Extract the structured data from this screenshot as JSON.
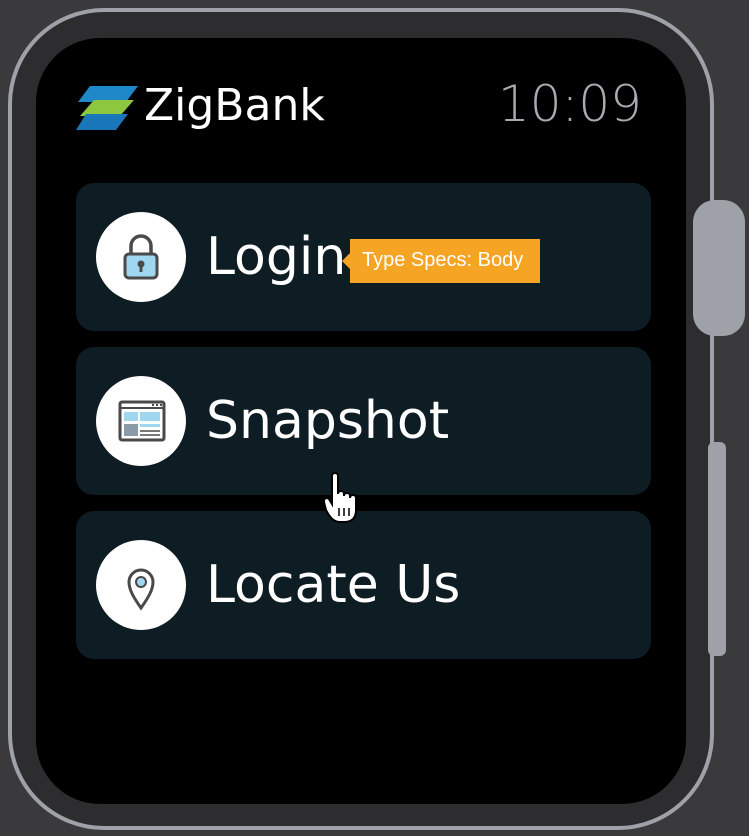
{
  "header": {
    "app_name": "ZigBank",
    "time": "10:09"
  },
  "menu": [
    {
      "label": "Login",
      "icon": "lock-icon"
    },
    {
      "label": "Snapshot",
      "icon": "dashboard-icon"
    },
    {
      "label": "Locate Us",
      "icon": "location-pin-icon"
    }
  ],
  "tooltip": {
    "text": "Type Specs: Body"
  },
  "colors": {
    "screen": "#000000",
    "card": "#0e1c24",
    "tooltip": "#f5a424",
    "frame": "#9ea1a8",
    "clock": "#a8abb2"
  }
}
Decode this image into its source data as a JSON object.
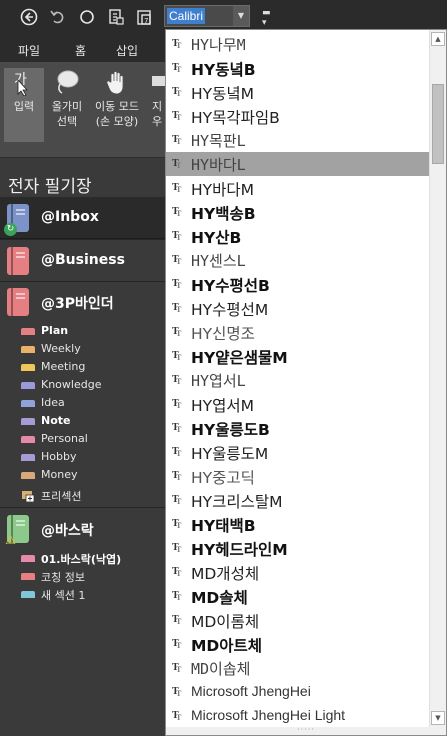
{
  "toolbar": {
    "font_value": "Calibri",
    "back_icon": "back-circle-icon",
    "undo_icon": "undo-icon",
    "circle_icon": "circle-icon",
    "sync_icon": "sync-page-icon",
    "page_icon": "page-icon"
  },
  "tabs": [
    "파일",
    "홈",
    "삽입"
  ],
  "ribbon": {
    "buttons": [
      {
        "label1": "입력",
        "label2": "",
        "icon": "type-cursor-icon"
      },
      {
        "label1": "올가미",
        "label2": "선택",
        "icon": "lasso-icon"
      },
      {
        "label1": "이동 모드",
        "label2": "(손 모양)",
        "icon": "hand-icon"
      },
      {
        "label1": "지우",
        "label2": "",
        "icon": "eraser-icon"
      }
    ]
  },
  "panel": {
    "title": "전자 필기장",
    "notebooks": [
      {
        "name": "@Inbox",
        "color": "#7b93c8",
        "badge": "sync"
      },
      {
        "name": "@Business",
        "color": "#e57f82",
        "badge": ""
      },
      {
        "name": "@3P바인더",
        "color": "#e57f82",
        "badge": ""
      },
      {
        "name": "@바스락",
        "color": "#8cc98a",
        "badge": "warning"
      }
    ],
    "binder_sections": [
      {
        "name": "Plan",
        "color": "#e57f82",
        "bold": true
      },
      {
        "name": "Weekly",
        "color": "#e8b26a",
        "bold": false
      },
      {
        "name": "Meeting",
        "color": "#f0c85a",
        "bold": false
      },
      {
        "name": "Knowledge",
        "color": "#9a9ad8",
        "bold": false
      },
      {
        "name": "Idea",
        "color": "#8fa3d8",
        "bold": false
      },
      {
        "name": "Note",
        "color": "#a89ad4",
        "bold": true
      },
      {
        "name": "Personal",
        "color": "#e58aa8",
        "bold": false
      },
      {
        "name": "Hobby",
        "color": "#a89ad4",
        "bold": false
      },
      {
        "name": "Money",
        "color": "#d8a87a",
        "bold": false
      },
      {
        "name": "프리섹션",
        "color": "",
        "bold": false
      }
    ],
    "basrak_sections": [
      {
        "name": "01.바스락(낙엽)",
        "color": "#e58aa8",
        "bold": true
      },
      {
        "name": "코칭 정보",
        "color": "#e57f82",
        "bold": false
      },
      {
        "name": "새 섹션 1",
        "color": "#7ec6d8",
        "bold": false
      }
    ]
  },
  "fonts": [
    {
      "name": "HY나무M",
      "style": "thin"
    },
    {
      "name": "HY동녘B",
      "style": "bold"
    },
    {
      "name": "HY동녘M",
      "style": "normal"
    },
    {
      "name": "HY목각파임B",
      "style": "normal"
    },
    {
      "name": "HY목판L",
      "style": "thin"
    },
    {
      "name": "HY바다L",
      "style": "thin"
    },
    {
      "name": "HY바다M",
      "style": "normal"
    },
    {
      "name": "HY백송B",
      "style": "bold"
    },
    {
      "name": "HY산B",
      "style": "bold"
    },
    {
      "name": "HY센스L",
      "style": "thin"
    },
    {
      "name": "HY수평선B",
      "style": "bold"
    },
    {
      "name": "HY수평선M",
      "style": "normal"
    },
    {
      "name": "HY신명조",
      "style": "light"
    },
    {
      "name": "HY얕은샘물M",
      "style": "bold"
    },
    {
      "name": "HY엽서L",
      "style": "thin"
    },
    {
      "name": "HY엽서M",
      "style": "normal"
    },
    {
      "name": "HY울릉도B",
      "style": "bold"
    },
    {
      "name": "HY울릉도M",
      "style": "normal"
    },
    {
      "name": "HY중고딕",
      "style": "light"
    },
    {
      "name": "HY크리스탈M",
      "style": "normal"
    },
    {
      "name": "HY태백B",
      "style": "bold"
    },
    {
      "name": "HY헤드라인M",
      "style": "bold"
    },
    {
      "name": "MD개성체",
      "style": "normal"
    },
    {
      "name": "MD솔체",
      "style": "bold"
    },
    {
      "name": "MD이롬체",
      "style": "normal"
    },
    {
      "name": "MD아트체",
      "style": "bold"
    },
    {
      "name": "MD이솝체",
      "style": "thin"
    },
    {
      "name": "Microsoft JhengHei",
      "style": "latin"
    },
    {
      "name": "Microsoft JhengHei Light",
      "style": "latin"
    }
  ],
  "highlighted_font_index": 5
}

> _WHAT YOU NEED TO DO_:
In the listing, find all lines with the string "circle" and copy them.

> _ANSWER_:
    "back_icon": "back-circle-icon",
    "circle_icon": "circle-icon",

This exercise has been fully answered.